Religion and the Results of the Civil War
SAMUEL S. HILL
In 1843, in western New York State, the Wesleyan Methodist Connection of America called itself into being. The provocation was its founding members' disagreements with the Methodist Episcopal church to which they had belonged. One issue was the power and authority of the episcopacy; the new body proceeded at once to designate its leader as president, not bishop.
The more dramatic incentive for their departure was abolitionism. Not that the large parent body sanctioned slavery; rather the M. E. Church was pursuing a gradual, noninterventionist strategy toward freeing the people and dismantling the institution. The Methodists who formed the Connection were caught up in the radical policy of immediate abolition, without regard to what practical disruptions might ensue.
A report of schismatic church behavior in antebellum America hardly startles us (especially in upstate New York). 1 The question for highlighting now and treating later is: What was the impact of the Civil War on this come- outer band of radical Methodists? Accordingly, the hypothesis of this paper is that the war led to a great many more, and more complex, changes than abolition and emancipation. Indeed, it wrought changes as dramatic as the churches' agendas, their sense of their missions; when that happens, the changes are basic, perhaps radical.

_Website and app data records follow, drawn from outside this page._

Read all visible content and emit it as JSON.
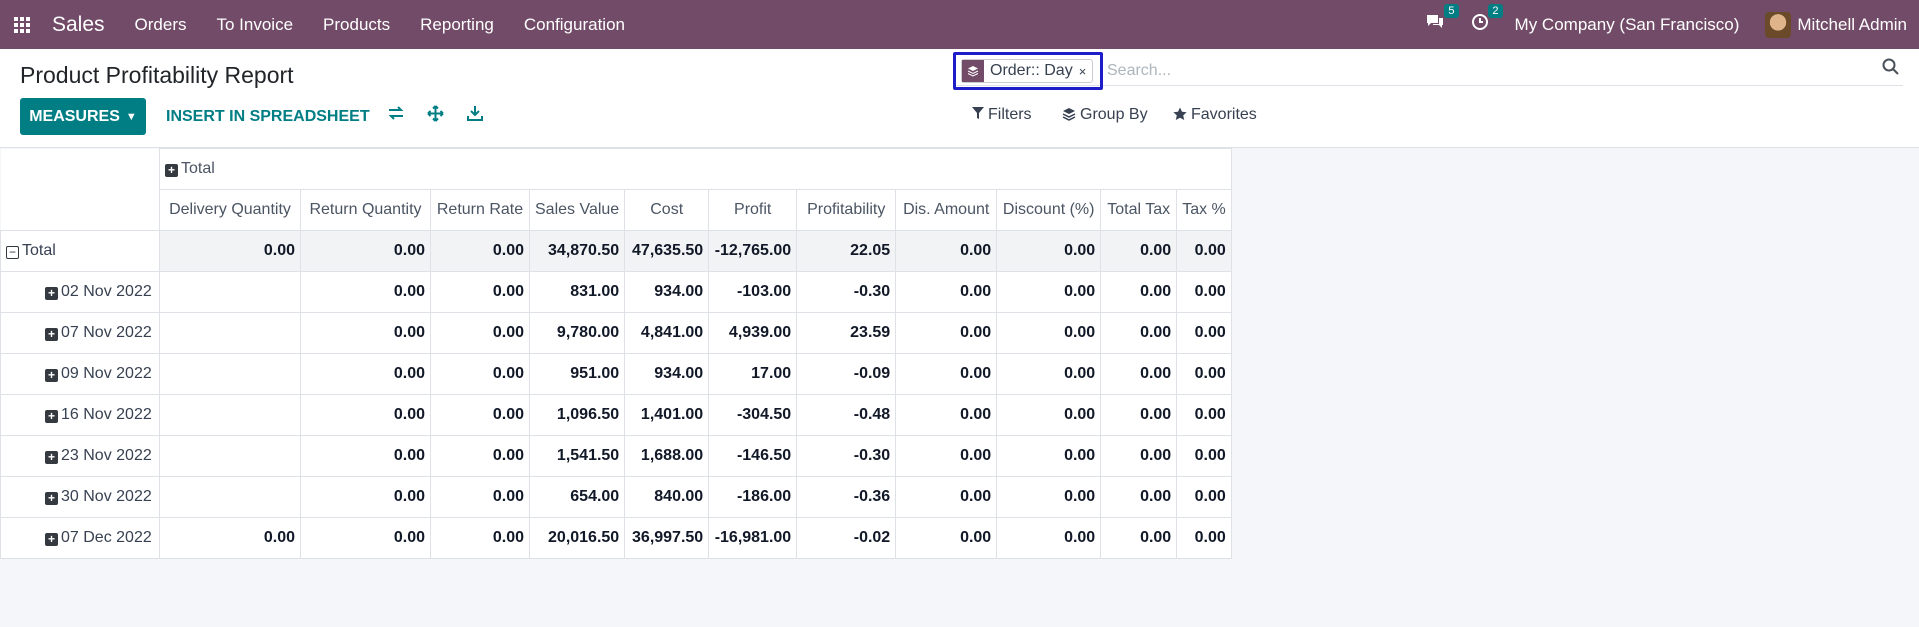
{
  "navbar": {
    "app_name": "Sales",
    "menu": [
      "Orders",
      "To Invoice",
      "Products",
      "Reporting",
      "Configuration"
    ],
    "messages_count": "5",
    "activities_count": "2",
    "company": "My Company (San Francisco)",
    "user": "Mitchell Admin"
  },
  "page": {
    "title": "Product Profitability Report"
  },
  "search": {
    "facet_label": "Order:: Day",
    "facet_remove": "×",
    "placeholder": "Search..."
  },
  "toolbar": {
    "measures_label": "MEASURES",
    "spreadsheet_label": "INSERT IN SPREADSHEET",
    "filters_label": "Filters",
    "group_by_label": "Group By",
    "favorites_label": "Favorites"
  },
  "pivot": {
    "col_header_total": "Total",
    "measures": [
      "Delivery Quantity",
      "Return Quantity",
      "Return Rate",
      "Sales Value",
      "Cost",
      "Profit",
      "Profitability",
      "Dis. Amount",
      "Discount (%)",
      "Total Tax",
      "Tax %"
    ],
    "total_row": {
      "label": "Total",
      "values": [
        "0.00",
        "0.00",
        "0.00",
        "34,870.50",
        "47,635.50",
        "-12,765.00",
        "22.05",
        "0.00",
        "0.00",
        "0.00",
        "0.00"
      ]
    },
    "rows": [
      {
        "label": "02 Nov 2022",
        "values": [
          "",
          "0.00",
          "0.00",
          "831.00",
          "934.00",
          "-103.00",
          "-0.30",
          "0.00",
          "0.00",
          "0.00",
          "0.00"
        ]
      },
      {
        "label": "07 Nov 2022",
        "values": [
          "",
          "0.00",
          "0.00",
          "9,780.00",
          "4,841.00",
          "4,939.00",
          "23.59",
          "0.00",
          "0.00",
          "0.00",
          "0.00"
        ]
      },
      {
        "label": "09 Nov 2022",
        "values": [
          "",
          "0.00",
          "0.00",
          "951.00",
          "934.00",
          "17.00",
          "-0.09",
          "0.00",
          "0.00",
          "0.00",
          "0.00"
        ]
      },
      {
        "label": "16 Nov 2022",
        "values": [
          "",
          "0.00",
          "0.00",
          "1,096.50",
          "1,401.00",
          "-304.50",
          "-0.48",
          "0.00",
          "0.00",
          "0.00",
          "0.00"
        ]
      },
      {
        "label": "23 Nov 2022",
        "values": [
          "",
          "0.00",
          "0.00",
          "1,541.50",
          "1,688.00",
          "-146.50",
          "-0.30",
          "0.00",
          "0.00",
          "0.00",
          "0.00"
        ]
      },
      {
        "label": "30 Nov 2022",
        "values": [
          "",
          "0.00",
          "0.00",
          "654.00",
          "840.00",
          "-186.00",
          "-0.36",
          "0.00",
          "0.00",
          "0.00",
          "0.00"
        ]
      },
      {
        "label": "07 Dec 2022",
        "values": [
          "0.00",
          "0.00",
          "0.00",
          "20,016.50",
          "36,997.50",
          "-16,981.00",
          "-0.02",
          "0.00",
          "0.00",
          "0.00",
          "0.00"
        ]
      }
    ]
  },
  "colors": {
    "navbar": "#714b67",
    "accent": "#017e84",
    "highlight_box": "#1e1ec8"
  }
}
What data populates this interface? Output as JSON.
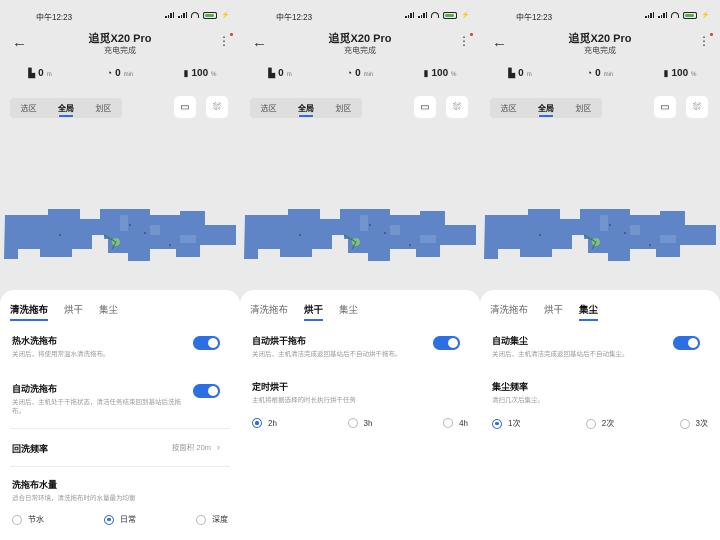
{
  "status": {
    "time": "中午12:23"
  },
  "header": {
    "title": "追觅X20 Pro",
    "subtitle": "充电完成"
  },
  "stats": [
    {
      "icon": "area-icon",
      "value": "0",
      "unit": "m"
    },
    {
      "icon": "clock-icon",
      "value": "0",
      "unit": "min"
    },
    {
      "icon": "battery-icon",
      "value": "100",
      "unit": "%"
    }
  ],
  "map_tabs": [
    "选区",
    "全局",
    "划区"
  ],
  "panel_tabs": [
    "清洗拖布",
    "烘干",
    "集尘"
  ],
  "screen1": {
    "hot_water": {
      "title": "热水洗拖布",
      "desc": "关闭后，将使用常温水清洗拖布。"
    },
    "auto_wash": {
      "title": "自动洗拖布",
      "desc": "关闭后，主机处于干拖状态，清洁任务结束回到基站后洗拖布。"
    },
    "rewash": {
      "title": "回洗频率",
      "value": "按面积 20m"
    },
    "water": {
      "title": "洗拖布水量",
      "desc": "适合日常环境，清洗拖布时的水量最为均衡",
      "options": [
        "节水",
        "日常",
        "深度"
      ],
      "selected": 1
    }
  },
  "screen2": {
    "auto_dry": {
      "title": "自动烘干拖布",
      "desc": "关闭后，主机清洁完成返回基站后不自动烘干拖布。"
    },
    "timed_dry": {
      "title": "定时烘干",
      "desc": "主机将根据选择的时长执行烘干任务",
      "options": [
        "2h",
        "3h",
        "4h"
      ],
      "selected": 0
    }
  },
  "screen3": {
    "auto_dust": {
      "title": "自动集尘",
      "desc": "关闭后，主机清洁完成返回基站后不自动集尘。"
    },
    "dust_freq": {
      "title": "集尘频率",
      "desc": "清扫几次后集尘。",
      "options": [
        "1次",
        "2次",
        "3次"
      ],
      "selected": 0
    }
  },
  "colors": {
    "accent": "#2d6ee0",
    "map_floor": "#5f85c6",
    "map_bg": "#8f8f8f"
  }
}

In this one, apparently easy-to-read setting, what impact did the Civil War make? Or, turning the issue another way, we ask: was such a religious group's forthright behavior before the war matched by comparable behavior after it?
The North Carolina Friends, or Quakers--stalwart abolitionists in the antebellum South--had seen their ranks, never very large, diminished by the migration of many to the free states of Ohio and Indiana. But their company